_Task goal_:
Report how many lines of these entries hold the string "Channel"; reply with the number alone.

Items from a data source
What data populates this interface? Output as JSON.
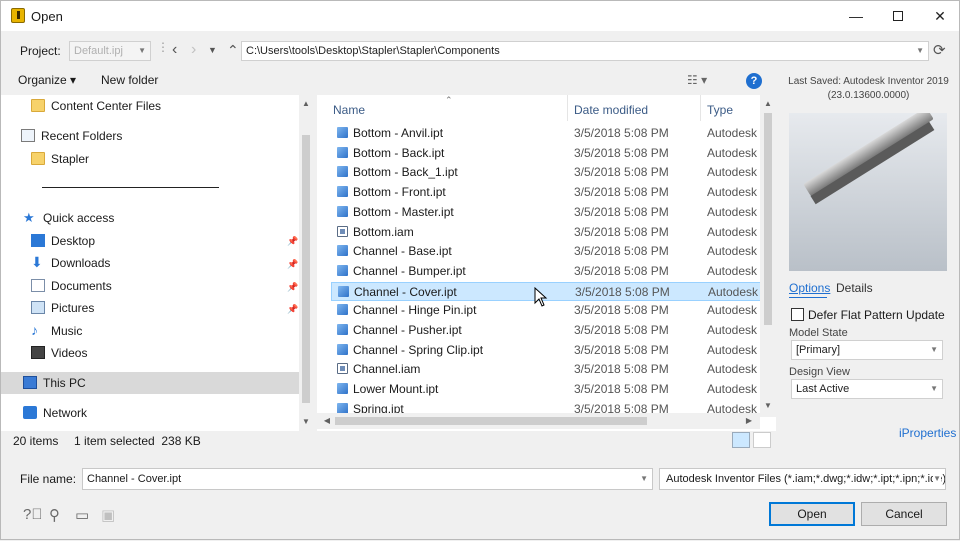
{
  "window": {
    "title": "Open"
  },
  "project": {
    "label": "Project:",
    "value": "Default.ipj",
    "path": "C:\\Users\\tools\\Desktop\\Stapler\\Stapler\\Components"
  },
  "toolbar": {
    "organize": "Organize",
    "new_folder": "New folder",
    "help": "?"
  },
  "nav": {
    "content_center": "Content Center Files",
    "recent_folders": "Recent Folders",
    "stapler": "Stapler",
    "quick_access": "Quick access",
    "items": [
      "Desktop",
      "Downloads",
      "Documents",
      "Pictures",
      "Music",
      "Videos"
    ],
    "this_pc": "This PC",
    "network": "Network"
  },
  "columns": {
    "name": "Name",
    "date": "Date modified",
    "type": "Type"
  },
  "files": [
    {
      "name": "Bottom - Anvil.ipt",
      "date": "3/5/2018 5:08 PM",
      "type": "Autodesk I",
      "icon": "ipt"
    },
    {
      "name": "Bottom - Back.ipt",
      "date": "3/5/2018 5:08 PM",
      "type": "Autodesk I",
      "icon": "ipt"
    },
    {
      "name": "Bottom - Back_1.ipt",
      "date": "3/5/2018 5:08 PM",
      "type": "Autodesk I",
      "icon": "ipt"
    },
    {
      "name": "Bottom - Front.ipt",
      "date": "3/5/2018 5:08 PM",
      "type": "Autodesk I",
      "icon": "ipt"
    },
    {
      "name": "Bottom - Master.ipt",
      "date": "3/5/2018 5:08 PM",
      "type": "Autodesk I",
      "icon": "ipt"
    },
    {
      "name": "Bottom.iam",
      "date": "3/5/2018 5:08 PM",
      "type": "Autodesk I",
      "icon": "iam"
    },
    {
      "name": "Channel - Base.ipt",
      "date": "3/5/2018 5:08 PM",
      "type": "Autodesk I",
      "icon": "ipt"
    },
    {
      "name": "Channel - Bumper.ipt",
      "date": "3/5/2018 5:08 PM",
      "type": "Autodesk I",
      "icon": "ipt"
    },
    {
      "name": "Channel - Cover.ipt",
      "date": "3/5/2018 5:08 PM",
      "type": "Autodesk I",
      "icon": "ipt"
    },
    {
      "name": "Channel - Hinge Pin.ipt",
      "date": "3/5/2018 5:08 PM",
      "type": "Autodesk I",
      "icon": "ipt"
    },
    {
      "name": "Channel - Pusher.ipt",
      "date": "3/5/2018 5:08 PM",
      "type": "Autodesk I",
      "icon": "ipt"
    },
    {
      "name": "Channel - Spring Clip.ipt",
      "date": "3/5/2018 5:08 PM",
      "type": "Autodesk I",
      "icon": "ipt"
    },
    {
      "name": "Channel.iam",
      "date": "3/5/2018 5:08 PM",
      "type": "Autodesk I",
      "icon": "iam"
    },
    {
      "name": "Lower Mount.ipt",
      "date": "3/5/2018 5:08 PM",
      "type": "Autodesk I",
      "icon": "ipt"
    },
    {
      "name": "Spring.ipt",
      "date": "3/5/2018 5:08 PM",
      "type": "Autodesk I",
      "icon": "ipt"
    }
  ],
  "status": {
    "count": "20 items",
    "selected": "1 item selected  238 KB"
  },
  "preview": {
    "last_saved": "Last Saved: Autodesk Inventor 2019",
    "version": "(23.0.13600.0000)",
    "tab_options": "Options",
    "tab_details": "Details",
    "defer_label": "Defer Flat Pattern Update",
    "model_state_label": "Model State",
    "model_state_value": "[Primary]",
    "design_view_label": "Design View",
    "design_view_value": "Last Active",
    "iproperties": "iProperties"
  },
  "bottom": {
    "file_name_label": "File name:",
    "file_name_value": "Channel - Cover.ipt",
    "file_type": "Autodesk Inventor Files (*.iam;*.dwg;*.idw;*.ipt;*.ipn;*.ide)",
    "open": "Open",
    "cancel": "Cancel"
  }
}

_Task solution_:
8